Source records
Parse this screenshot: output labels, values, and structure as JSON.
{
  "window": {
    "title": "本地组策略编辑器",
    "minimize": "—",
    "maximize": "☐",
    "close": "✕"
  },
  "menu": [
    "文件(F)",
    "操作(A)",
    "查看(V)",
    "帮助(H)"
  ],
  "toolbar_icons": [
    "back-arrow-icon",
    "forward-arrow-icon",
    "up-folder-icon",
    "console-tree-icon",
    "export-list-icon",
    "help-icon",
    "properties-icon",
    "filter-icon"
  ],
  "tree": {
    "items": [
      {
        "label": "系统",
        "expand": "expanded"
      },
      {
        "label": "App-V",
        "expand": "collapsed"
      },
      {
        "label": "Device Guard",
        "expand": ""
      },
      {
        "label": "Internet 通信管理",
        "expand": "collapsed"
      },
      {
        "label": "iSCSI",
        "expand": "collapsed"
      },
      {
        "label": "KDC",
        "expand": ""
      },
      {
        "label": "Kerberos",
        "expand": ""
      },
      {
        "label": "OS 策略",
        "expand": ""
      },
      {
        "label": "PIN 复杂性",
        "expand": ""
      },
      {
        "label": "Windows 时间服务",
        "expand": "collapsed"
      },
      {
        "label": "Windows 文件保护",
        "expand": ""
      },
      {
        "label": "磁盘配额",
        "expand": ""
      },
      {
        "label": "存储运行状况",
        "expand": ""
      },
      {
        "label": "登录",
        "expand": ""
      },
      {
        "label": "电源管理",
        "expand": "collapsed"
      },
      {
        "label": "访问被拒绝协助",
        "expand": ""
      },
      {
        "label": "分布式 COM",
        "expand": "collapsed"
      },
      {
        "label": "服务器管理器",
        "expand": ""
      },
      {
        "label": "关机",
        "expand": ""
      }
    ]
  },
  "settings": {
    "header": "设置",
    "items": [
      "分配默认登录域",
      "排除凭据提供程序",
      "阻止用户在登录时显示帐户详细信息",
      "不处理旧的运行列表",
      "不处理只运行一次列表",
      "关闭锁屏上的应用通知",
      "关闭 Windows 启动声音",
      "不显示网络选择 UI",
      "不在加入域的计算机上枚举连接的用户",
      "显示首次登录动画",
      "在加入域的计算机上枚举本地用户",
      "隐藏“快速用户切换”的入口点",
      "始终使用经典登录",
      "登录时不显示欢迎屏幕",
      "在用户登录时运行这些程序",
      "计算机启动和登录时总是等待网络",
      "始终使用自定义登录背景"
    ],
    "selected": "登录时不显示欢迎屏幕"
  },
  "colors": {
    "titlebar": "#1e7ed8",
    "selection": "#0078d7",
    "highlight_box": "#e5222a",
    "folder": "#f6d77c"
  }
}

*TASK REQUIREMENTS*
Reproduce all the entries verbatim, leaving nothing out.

*ANSWER BOX*
Parse this screenshot: output labels, values, and structure as JSON.
{
  "window": {
    "title": "本地组策略编辑器",
    "minimize": "—",
    "maximize": "☐",
    "close": "✕"
  },
  "menu": [
    "文件(F)",
    "操作(A)",
    "查看(V)",
    "帮助(H)"
  ],
  "toolbar_icons": [
    "back-arrow-icon",
    "forward-arrow-icon",
    "up-folder-icon",
    "console-tree-icon",
    "export-list-icon",
    "help-icon",
    "properties-icon",
    "filter-icon"
  ],
  "tree": {
    "items": [
      {
        "label": "系统",
        "expand": "expanded"
      },
      {
        "label": "App-V",
        "expand": "collapsed"
      },
      {
        "label": "Device Guard",
        "expand": ""
      },
      {
        "label": "Internet 通信管理",
        "expand": "collapsed"
      },
      {
        "label": "iSCSI",
        "expand": "collapsed"
      },
      {
        "label": "KDC",
        "expand": ""
      },
      {
        "label": "Kerberos",
        "expand": ""
      },
      {
        "label": "OS 策略",
        "expand": ""
      },
      {
        "label": "PIN 复杂性",
        "expand": ""
      },
      {
        "label": "Windows 时间服务",
        "expand": "collapsed"
      },
      {
        "label": "Windows 文件保护",
        "expand": ""
      },
      {
        "label": "磁盘配额",
        "expand": ""
      },
      {
        "label": "存储运行状况",
        "expand": ""
      },
      {
        "label": "登录",
        "expand": ""
      },
      {
        "label": "电源管理",
        "expand": "collapsed"
      },
      {
        "label": "访问被拒绝协助",
        "expand": ""
      },
      {
        "label": "分布式 COM",
        "expand": "collapsed"
      },
      {
        "label": "服务器管理器",
        "expand": ""
      },
      {
        "label": "关机",
        "expand": ""
      }
    ]
  },
  "settings": {
    "header": "设置",
    "items": [
      "分配默认登录域",
      "排除凭据提供程序",
      "阻止用户在登录时显示帐户详细信息",
      "不处理旧的运行列表",
      "不处理只运行一次列表",
      "关闭锁屏上的应用通知",
      "关闭 Windows 启动声音",
      "不显示网络选择 UI",
      "不在加入域的计算机上枚举连接的用户",
      "显示首次登录动画",
      "在加入域的计算机上枚举本地用户",
      "隐藏“快速用户切换”的入口点",
      "始终使用经典登录",
      "登录时不显示欢迎屏幕",
      "在用户登录时运行这些程序",
      "计算机启动和登录时总是等待网络",
      "始终使用自定义登录背景"
    ],
    "selected": "登录时不显示欢迎屏幕"
  },
  "colors": {
    "titlebar": "#1e7ed8",
    "selection": "#0078d7",
    "highlight_box": "#e5222a",
    "folder": "#f6d77c"
  }
}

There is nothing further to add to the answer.